Global Newsroom

Leading Ghanaian Consultant Speaks Out on Aids

Monday, 20. October 2003

Lifestyle as well as poverty affect the spread of HIV/AIDS, says Dr Yaw Adu-Sarkodie from Ghana, a consultant for the World Health Organisation.

A leading African AIDS doctor stressed the link between poverty and HIV/AIDS, as well as the link between personal lifestyle and the spread of the pandemic, when he gave a Greencoat Forum lecture on 'Tackling the AIDS crisis in Africa' at the IofC centre in London, 14 October.

Dr Yaw Adu-Sarkodie from Ghana, a consultant for the World Health Organisation who is doing research into AIDS at the London School of Hygiene and Tropical Medicine, said that 'structural adjustment' programmes imposed by the IMF and World Bank had led to rural poverty and the collapse of local markets in several African countries. Mothers, desperate to earn an income, had been forced into prostitution in the cities and this guaranteed the spread of the disease. He told of one African mother who had said, 'It will take me 10 years to die of the disease. My children will die next week if I don't feed them.'

'We owe it to the whole world to create a level [economic] playing field,' commented Dr Adu-Sarkodie.

He stressed that the cost of drugs, which has fallen dramatically since 1990, was still too expensive for Africa. As a result, only 50,000 Africans out of the millions of sufferers have access to the drugs. India had produced generic drugs but was forbidden to export them to Africa under World Trade Organisation rules. 'Cheap drugs are still not allowed,' he said. Yet only one per cent of the profits of the big pharmaceutical companies came from AIDS drugs sold to Africa. He deplored the fact that the world could find $200 billion to prosecute a war against terrorism 'but we can't find $20 billion for [UN Secretary General] Kofi Annan', needed to tackle HIV/AIDS.

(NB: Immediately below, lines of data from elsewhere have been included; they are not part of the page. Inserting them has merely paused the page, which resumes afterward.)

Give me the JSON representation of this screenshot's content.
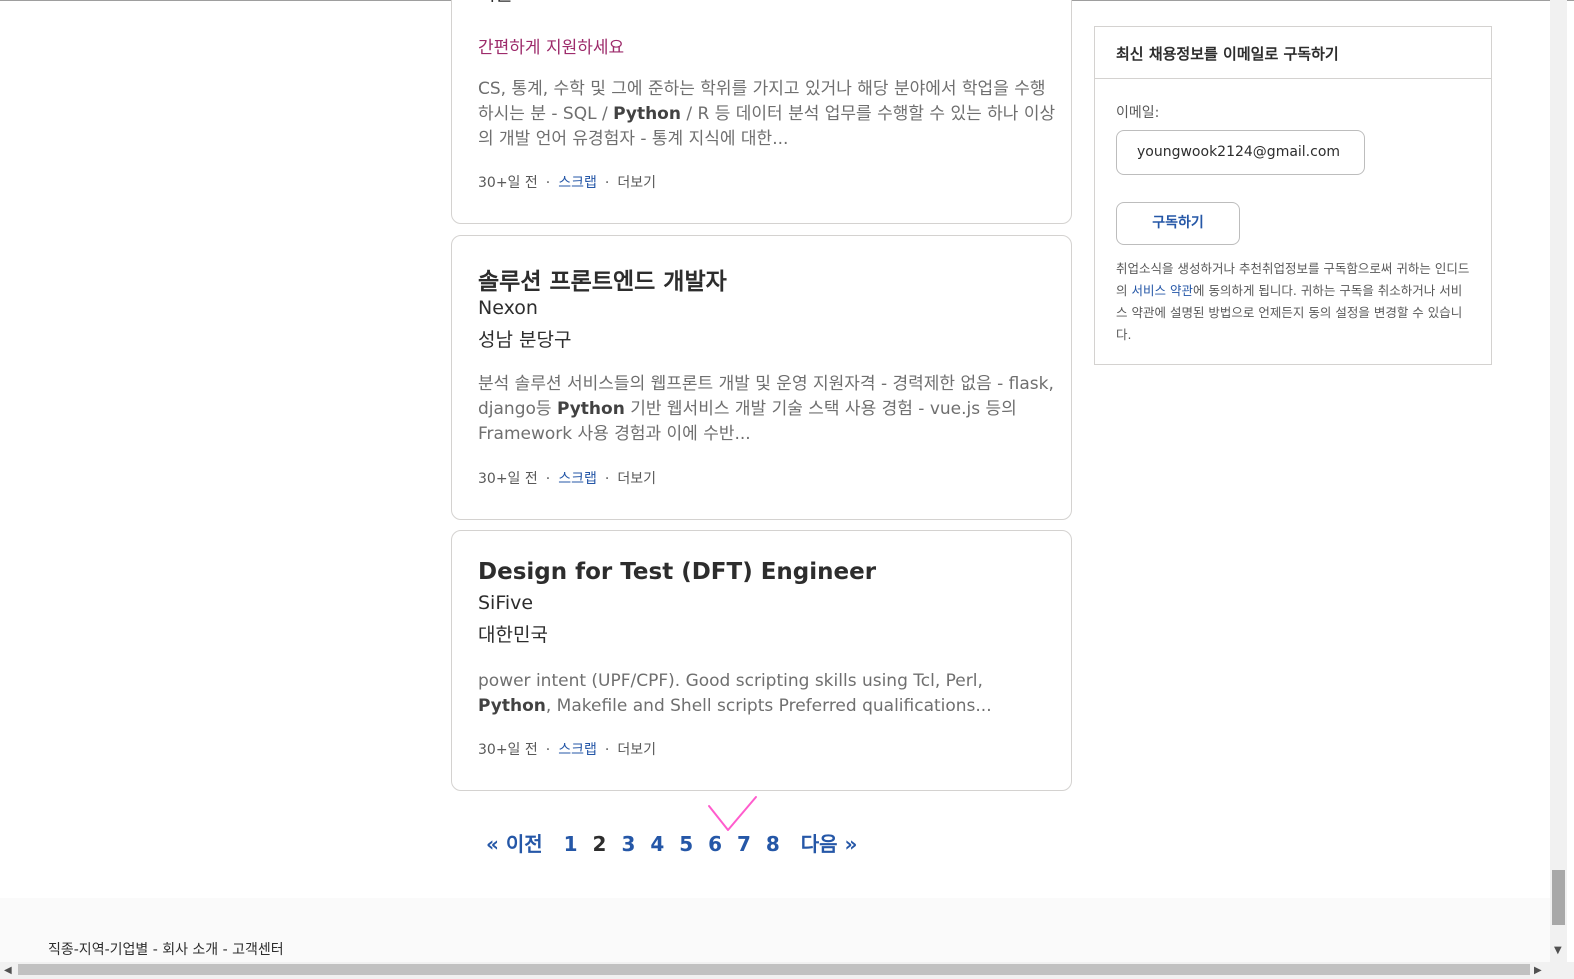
{
  "jobs": [
    {
      "location_partial": "서울",
      "easy_apply": "간편하게 지원하세요",
      "snippet": {
        "a": "CS, 통계, 수학 및 그에 준하는 학위를 가지고 있거나 해당 분야에서 학업을 수행하시는 분 - SQL / ",
        "b": "Python",
        "c": " / R 등 데이터 분석 업무를 수행할 수 있는 하나 이상의 개발 언어 유경험자 - 통계 지식에 대한..."
      },
      "age": "30+일 전",
      "save": "스크랩",
      "more": "더보기"
    },
    {
      "title": "솔루션 프론트엔드 개발자",
      "company": "Nexon",
      "location": "성남 분당구",
      "snippet": {
        "a": "분석 솔루션 서비스들의 웹프론트 개발 및 운영 지원자격 - 경력제한 없음 - flask, django등 ",
        "b": "Python",
        "c": " 기반 웹서비스 개발 기술 스택 사용 경험 - vue.js 등의 Framework 사용 경험과 이에 수반..."
      },
      "age": "30+일 전",
      "save": "스크랩",
      "more": "더보기"
    },
    {
      "title": "Design for Test (DFT) Engineer",
      "company": "SiFive",
      "location": "대한민국",
      "snippet": {
        "a": "power intent (UPF/CPF). Good scripting skills using Tcl, Perl, ",
        "b": "Python",
        "c": ", Makefile and Shell scripts Preferred qualifications..."
      },
      "age": "30+일 전",
      "save": "스크랩",
      "more": "더보기"
    }
  ],
  "pagination": {
    "prev": "« 이전",
    "pages": [
      "1",
      "2",
      "3",
      "4",
      "5",
      "6",
      "7",
      "8"
    ],
    "current": "2",
    "next": "다음 »"
  },
  "subscribe": {
    "heading": "최신 채용정보를 이메일로 구독하기",
    "email_label": "이메일:",
    "email_value": "youngwook2124@gmail.com",
    "button": "구독하기",
    "note_before": "취업소식을 생성하거나 추천취업정보를 구독함으로써 귀하는 인디드의 ",
    "note_link": "서비스 약관",
    "note_after": "에 동의하게 됩니다. 귀하는 구독을 취소하거나 서비스 약관에 설명된 방법으로 언제든지 동의 설정을 변경할 수 있습니다."
  },
  "footer": {
    "text": "직종-지역-기업별 - 회사 소개 - 고객센터"
  },
  "colors": {
    "link": "#2557a7",
    "easy_apply": "#9d2b6b",
    "annotation_check": "#ff5ccd"
  }
}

Dr Adu-Sarkodie also stressed the need for sexual abstinence and fidelity as part of the 'ABC of AIDS control'. While 'protected' sex was universally advocated, 'people do not seem to see abstinence as effective,' he said. 'This is not hammered on. I believe abstinence has a crucial role—the tradition of remaining a virgin till married life.'

Dr Adu-Sarkodie outlined the reasons why Africa was particularly hit by HIV/AIDS, where 29.4 million people are sufferers in Sub-Saharan Africa alone. These included polygamy, a lack of mass education, impoverished health systems and 'poor political leadership' with some politicians stigmatising sufferers. President Mbeki of South Africa had been late to acknowledge the impact of the disease. But President Musevani of Uganda had admitted the crisis 'without worrying about the impact on tourism'. There, 'it is a fiat from the President that all ministers speak openly about AIDS'. The resultant AIDS awareness meant that Uganda's graph of infections was beginning to decline. Senegal, a Muslim country, had comparatively low infection rates, and Dr Adu-Sarkodie attributed this to the prevailing attitude of the population towards fidelity.

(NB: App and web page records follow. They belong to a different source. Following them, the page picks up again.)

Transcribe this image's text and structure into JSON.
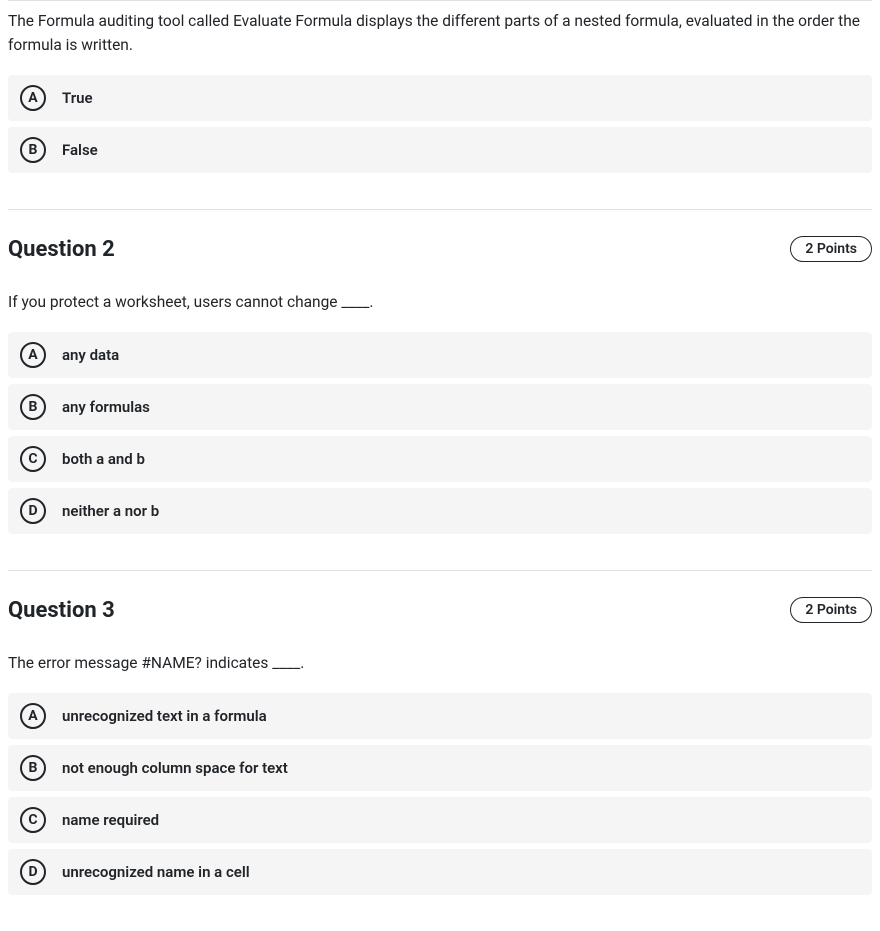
{
  "questions": [
    {
      "header": null,
      "points": null,
      "text": "The Formula auditing tool called Evaluate Formula displays the different parts of a nested formula, evaluated in the order the formula is written.",
      "options": [
        {
          "letter": "A",
          "label": "True"
        },
        {
          "letter": "B",
          "label": "False"
        }
      ]
    },
    {
      "header": "Question 2",
      "points": "2 Points",
      "text": "If you protect a worksheet, users cannot change ____.",
      "options": [
        {
          "letter": "A",
          "label": "any data"
        },
        {
          "letter": "B",
          "label": "any formulas"
        },
        {
          "letter": "C",
          "label": "both a and b"
        },
        {
          "letter": "D",
          "label": "neither a nor b"
        }
      ]
    },
    {
      "header": "Question 3",
      "points": "2 Points",
      "text": "The error message #NAME? indicates ____.",
      "options": [
        {
          "letter": "A",
          "label": "unrecognized text in a formula"
        },
        {
          "letter": "B",
          "label": "not enough column space for text"
        },
        {
          "letter": "C",
          "label": "name required"
        },
        {
          "letter": "D",
          "label": "unrecognized name in a cell"
        }
      ]
    }
  ]
}
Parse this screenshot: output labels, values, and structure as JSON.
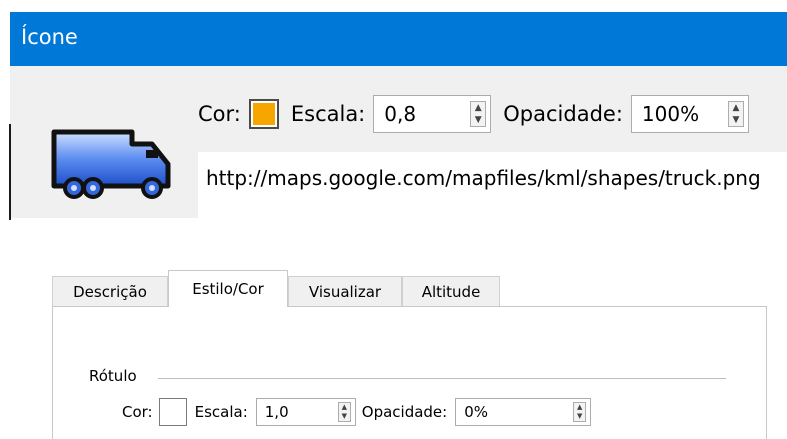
{
  "icon_panel": {
    "title": "Ícone",
    "color_label": "Cor:",
    "color_value": "#f7a600",
    "scale_label": "Escala:",
    "scale_value": "0,8",
    "opacity_label": "Opacidade:",
    "opacity_value": "100%",
    "icon_url": "http://maps.google.com/mapfiles/kml/shapes/truck.png",
    "icon_name": "truck-icon"
  },
  "tabs": [
    {
      "label": "Descrição"
    },
    {
      "label": "Estilo/Cor"
    },
    {
      "label": "Visualizar"
    },
    {
      "label": "Altitude"
    }
  ],
  "active_tab": "Estilo/Cor",
  "label_group": {
    "title": "Rótulo",
    "color_label": "Cor:",
    "color_value": "#ffffff",
    "scale_label": "Escala:",
    "scale_value": "1,0",
    "opacity_label": "Opacidade:",
    "opacity_value": "0%"
  },
  "colors": {
    "titlebar": "#0078d7",
    "panel_bg": "#f0f0f0"
  }
}
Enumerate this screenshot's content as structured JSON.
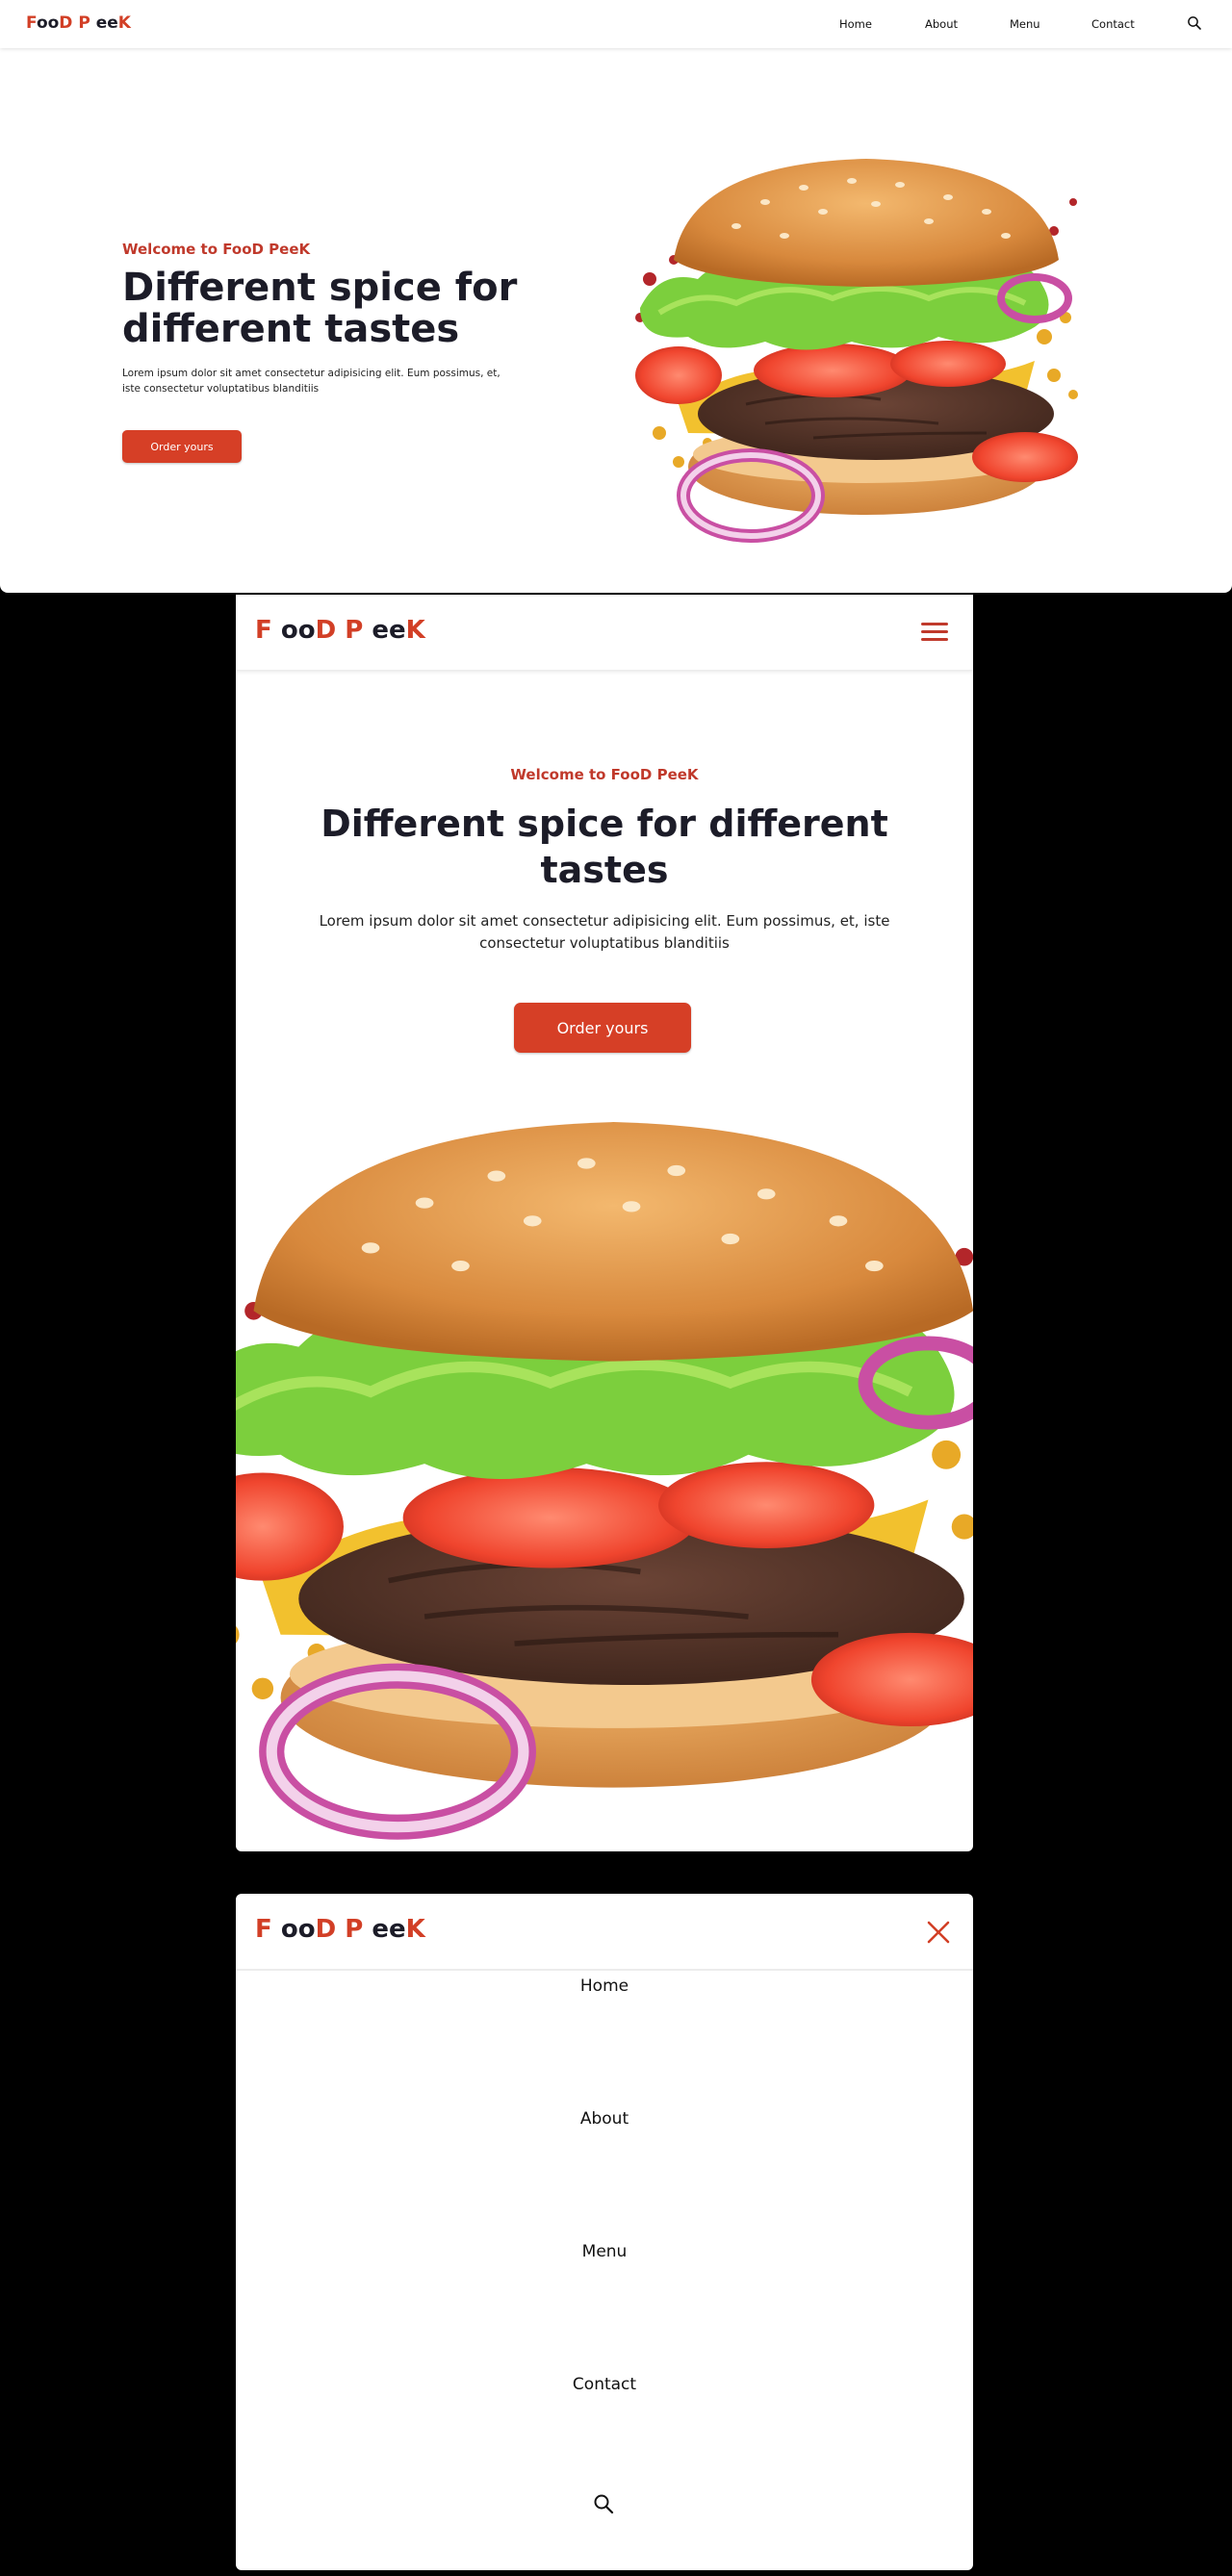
{
  "brand": {
    "logo_parts": [
      {
        "text": "F",
        "tone": "red"
      },
      {
        "text": "oo",
        "tone": "dark"
      },
      {
        "text": "D",
        "tone": "red"
      },
      {
        "text": "P",
        "tone": "red"
      },
      {
        "text": "ee",
        "tone": "dark"
      },
      {
        "text": "K",
        "tone": "red"
      }
    ],
    "colors": {
      "accent": "#d63f26",
      "heading": "#1c1c28",
      "background": "#ffffff",
      "backdrop": "#000000"
    }
  },
  "nav": {
    "links": [
      "Home",
      "About",
      "Menu",
      "Contact"
    ],
    "search_icon": "search-icon"
  },
  "hero": {
    "welcome": "Welcome to FooD PeeK",
    "headline": "Different spice for different tastes",
    "description": "Lorem ipsum dolor sit amet consectetur adipisicing elit. Eum possimus, et, iste consectetur voluptatibus blanditiis",
    "cta_label": "Order yours",
    "image": "burger-illustration"
  },
  "mobile_nav": {
    "menu_icon": "hamburger-menu-icon",
    "close_icon": "close-icon",
    "items": [
      "Home",
      "About",
      "Menu",
      "Contact"
    ],
    "search_icon": "search-icon"
  }
}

Dr Adu-Sarkodie stressed the social and economic consequences of the disease, including a decline in average life expectancy to 35 years in Sierra Leone and less than 50 years in Botswana. There was a serious loss of manpower and productivity, including on farms which led to food shortages. Some schools in Kenya had no teachers. And in some countries up to 40 per cent of the military were HIV positive, leading to 'huge national and global security issues'. A quarter of all working days lost in Africa were due to HIV/AIDS, which also account for over 25 per cent of all disease-related deaths. There was now an 'orphan generation' with children as young as 12 having to take family decisions.

He stressed an urgent need for a massive programme of education, particularly among the pre-teens, who are largely unaffected. 'The bottom line is that prevention is better than treatment,' he said.

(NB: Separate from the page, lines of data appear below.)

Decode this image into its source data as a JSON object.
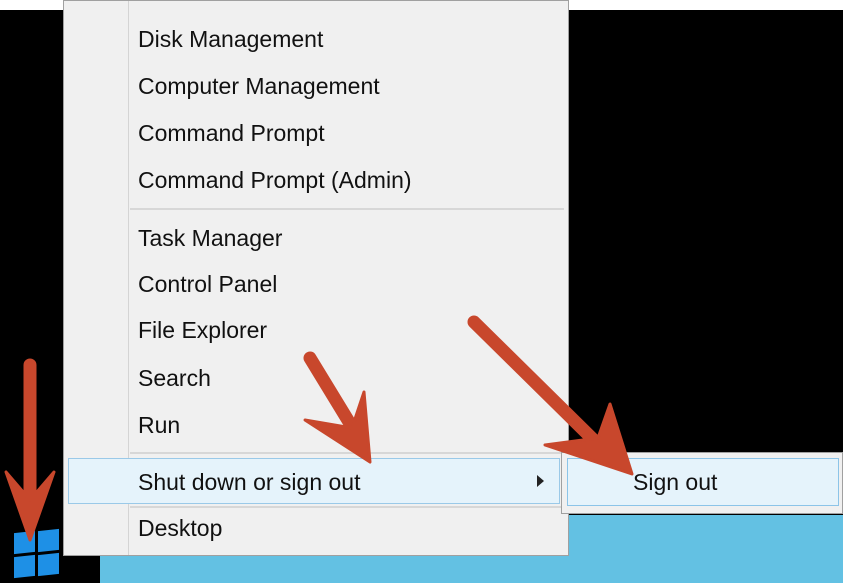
{
  "context_menu": {
    "items": [
      {
        "label": "Disk Management"
      },
      {
        "label": "Computer Management"
      },
      {
        "label": "Command Prompt"
      },
      {
        "label": "Command Prompt (Admin)"
      },
      {
        "label": "Task Manager"
      },
      {
        "label": "Control Panel"
      },
      {
        "label": "File Explorer"
      },
      {
        "label": "Search"
      },
      {
        "label": "Run"
      },
      {
        "label": "Shut down or sign out",
        "has_submenu": true,
        "highlighted": true
      },
      {
        "label": "Desktop"
      }
    ]
  },
  "submenu": {
    "items": [
      {
        "label": "Sign out",
        "highlighted": true
      }
    ]
  },
  "taskbar": {
    "start_icon": "windows-logo-icon"
  },
  "annotations": {
    "arrows": [
      "arrow-to-start-button",
      "arrow-to-shut-down-item",
      "arrow-to-sign-out-item"
    ],
    "arrow_color": "#c8472c"
  },
  "colors": {
    "menu_background": "#f0f0f0",
    "highlight": "#e5f3fb",
    "highlight_border": "#9ac9e8",
    "taskbar": "#63c1e3",
    "start_icon": "#1e90e6"
  }
}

Elisabeth Madden, from the external relations division of Anglo-American mining corporation, spelt out the multinational's social policy towards its 125,000 employees in South Africa, 24 per cent of whom are HIV positive. This figure rose to nearly 40 per cent among diamond miners in Botswana. The company was providing voluntary, life-long, anti-retroviral treatment to employees--the first multinational in South Africa to do so--though the take up was slow due to the stigma associated with the disease. The company had just announced a partnership with Lovelife charity to extend treatment in public health clinics. The company was doing all it could to address the humanitarian crisis, she said.